BY JULIE JEFFERY MANWARREN
She’s a familiar landmark on State Street in Clarks Summit. Eleanor, a wire sculpture, sits on a bench outside The Gathering Place reading a book, her wire curls pulled back.
Eleanor was created in 2017 by artist Sean Brady for the first exhibit at the Gathering Place, titled “People.” Eleanor was purchased using funds donated by Eleanor Waters. The sculpture was named in her honor.
“I had seen Sean’s work down in Pittston. I have always admired it,” said Dori Waters, president of The Gathering Place.
Waters contacted Brady with her idea of a wire sculpture for The Gathering Place that could sit outside the entrance.
Brady has been sculpting since 1998. The artist works out of his home in Luzerne County where he lives with his wife, Karen and two children. Brady’s wire artistry started while he was working in a greenhouse in Portland, Oregon. One day, he began to shape wire that was used for hanging plants.
“I made a little figure out of wire,” Brady said. “My wife took it in to work and somebody liked it. It was a little figure that held a terracotta pot. After that, I started selling sculptures. They were small figures at first; all plant-themed because I worked in a greenhouse.”
Brady sold sculptures in a market in downtown Portland every weekend. He created and sold his wire figures in Portland for 10 years before moving back to northeast Pennsylvania. He made pencil holders, sporting figures and animals all out of wire.
The first life-sized wire sculpture Brady was commissioned to create was for a computer company.
“It was two life-size people that hold a computer desk,” Brady said.
He started making furniture and larger pieces and dreamed of being commissioned to create large installations.
His favorite local sculptures include figures on the side of the road holding a sign in Pittston and a 14-by-14-foot sun with life-size figures holding it up, all made of wire on display on Market Street in Wilkes Barre. Brady’s wire sculptures also appear on the Marquis buildings in Wilkes-Barre and Scranton.

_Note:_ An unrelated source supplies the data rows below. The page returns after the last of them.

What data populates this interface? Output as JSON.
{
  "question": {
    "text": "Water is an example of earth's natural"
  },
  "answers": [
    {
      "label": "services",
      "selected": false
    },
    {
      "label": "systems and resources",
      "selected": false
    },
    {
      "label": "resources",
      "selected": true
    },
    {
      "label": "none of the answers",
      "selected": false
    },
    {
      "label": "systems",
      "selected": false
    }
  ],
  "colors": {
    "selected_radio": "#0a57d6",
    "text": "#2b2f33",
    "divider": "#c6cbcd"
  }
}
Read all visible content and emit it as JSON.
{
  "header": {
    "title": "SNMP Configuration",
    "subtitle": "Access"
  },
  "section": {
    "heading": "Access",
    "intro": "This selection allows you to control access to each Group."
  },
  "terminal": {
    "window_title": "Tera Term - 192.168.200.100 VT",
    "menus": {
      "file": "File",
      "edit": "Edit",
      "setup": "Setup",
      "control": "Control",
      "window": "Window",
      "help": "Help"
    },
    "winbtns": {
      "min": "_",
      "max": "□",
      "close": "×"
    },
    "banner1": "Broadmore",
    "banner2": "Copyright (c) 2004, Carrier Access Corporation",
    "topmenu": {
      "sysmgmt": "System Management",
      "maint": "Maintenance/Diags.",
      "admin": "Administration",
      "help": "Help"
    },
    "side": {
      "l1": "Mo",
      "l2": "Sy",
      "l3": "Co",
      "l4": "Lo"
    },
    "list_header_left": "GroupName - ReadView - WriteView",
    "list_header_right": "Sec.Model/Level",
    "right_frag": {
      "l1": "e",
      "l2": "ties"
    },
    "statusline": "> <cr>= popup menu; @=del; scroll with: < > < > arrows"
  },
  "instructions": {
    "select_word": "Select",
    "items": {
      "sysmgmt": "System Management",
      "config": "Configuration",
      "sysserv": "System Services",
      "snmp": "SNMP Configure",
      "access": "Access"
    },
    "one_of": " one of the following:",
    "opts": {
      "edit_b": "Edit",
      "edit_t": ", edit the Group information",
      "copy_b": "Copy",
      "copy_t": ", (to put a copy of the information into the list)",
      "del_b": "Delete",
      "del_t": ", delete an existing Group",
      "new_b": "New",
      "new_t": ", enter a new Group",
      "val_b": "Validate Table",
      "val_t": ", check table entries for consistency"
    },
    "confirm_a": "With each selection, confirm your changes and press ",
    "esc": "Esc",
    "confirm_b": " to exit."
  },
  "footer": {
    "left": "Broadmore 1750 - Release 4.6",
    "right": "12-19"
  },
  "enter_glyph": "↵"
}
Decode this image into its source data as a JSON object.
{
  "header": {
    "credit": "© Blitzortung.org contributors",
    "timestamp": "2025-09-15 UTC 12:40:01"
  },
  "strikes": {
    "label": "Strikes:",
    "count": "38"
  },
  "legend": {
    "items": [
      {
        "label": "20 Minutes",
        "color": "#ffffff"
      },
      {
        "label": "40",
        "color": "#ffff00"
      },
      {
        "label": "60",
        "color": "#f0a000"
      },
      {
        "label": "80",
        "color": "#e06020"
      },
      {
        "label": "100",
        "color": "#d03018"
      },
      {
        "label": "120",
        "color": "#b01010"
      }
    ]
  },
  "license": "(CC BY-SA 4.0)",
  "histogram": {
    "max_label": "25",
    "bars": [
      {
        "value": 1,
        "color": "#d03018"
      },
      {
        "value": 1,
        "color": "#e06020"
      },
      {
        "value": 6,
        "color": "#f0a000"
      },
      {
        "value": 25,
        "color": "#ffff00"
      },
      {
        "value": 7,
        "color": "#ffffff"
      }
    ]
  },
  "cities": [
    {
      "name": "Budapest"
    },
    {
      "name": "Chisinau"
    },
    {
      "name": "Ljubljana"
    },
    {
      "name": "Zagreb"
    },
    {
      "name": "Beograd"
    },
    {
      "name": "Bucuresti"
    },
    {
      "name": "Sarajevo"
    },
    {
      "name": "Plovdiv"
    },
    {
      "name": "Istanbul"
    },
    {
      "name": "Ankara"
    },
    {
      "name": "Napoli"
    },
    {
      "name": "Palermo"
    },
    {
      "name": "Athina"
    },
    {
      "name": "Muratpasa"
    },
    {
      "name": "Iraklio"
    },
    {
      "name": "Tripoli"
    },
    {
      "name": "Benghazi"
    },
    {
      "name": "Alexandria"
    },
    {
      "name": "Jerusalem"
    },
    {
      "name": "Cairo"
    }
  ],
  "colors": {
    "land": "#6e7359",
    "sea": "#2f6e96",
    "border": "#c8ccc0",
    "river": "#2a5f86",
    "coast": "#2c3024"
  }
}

“I have a big skier that I really liked making for Montage Mountain,” Brady said. “That was a fun one.”
Brady uses no mold or pattern for his sculptures.
“I start with the hands and feet, and that dictates the size of the figure. It kind of goes from there,” Brady said. “A large sculpture can be done in a day or two, but it destroys my hands. I give myself a week or more, ideally, because then I can work on it, step away then come back and continue.”
Brady’s work shows personality.
“I’ve always been drawn to sculptures that show movement,” he said. “Even if they are sitting, like Eleanor. She is reading. She’s actively doing something. I think that gives life to my work.”
Eleanor has her scarf on as she waits for the holiday shoppers on State Street. The wire lady has been seen dressed in hats, scarves and costumes for Clarks Summit’s Festival of Ice throughout the years.
“She’s fun,” Waters aid of Eleanor. “We are all enamored with her.”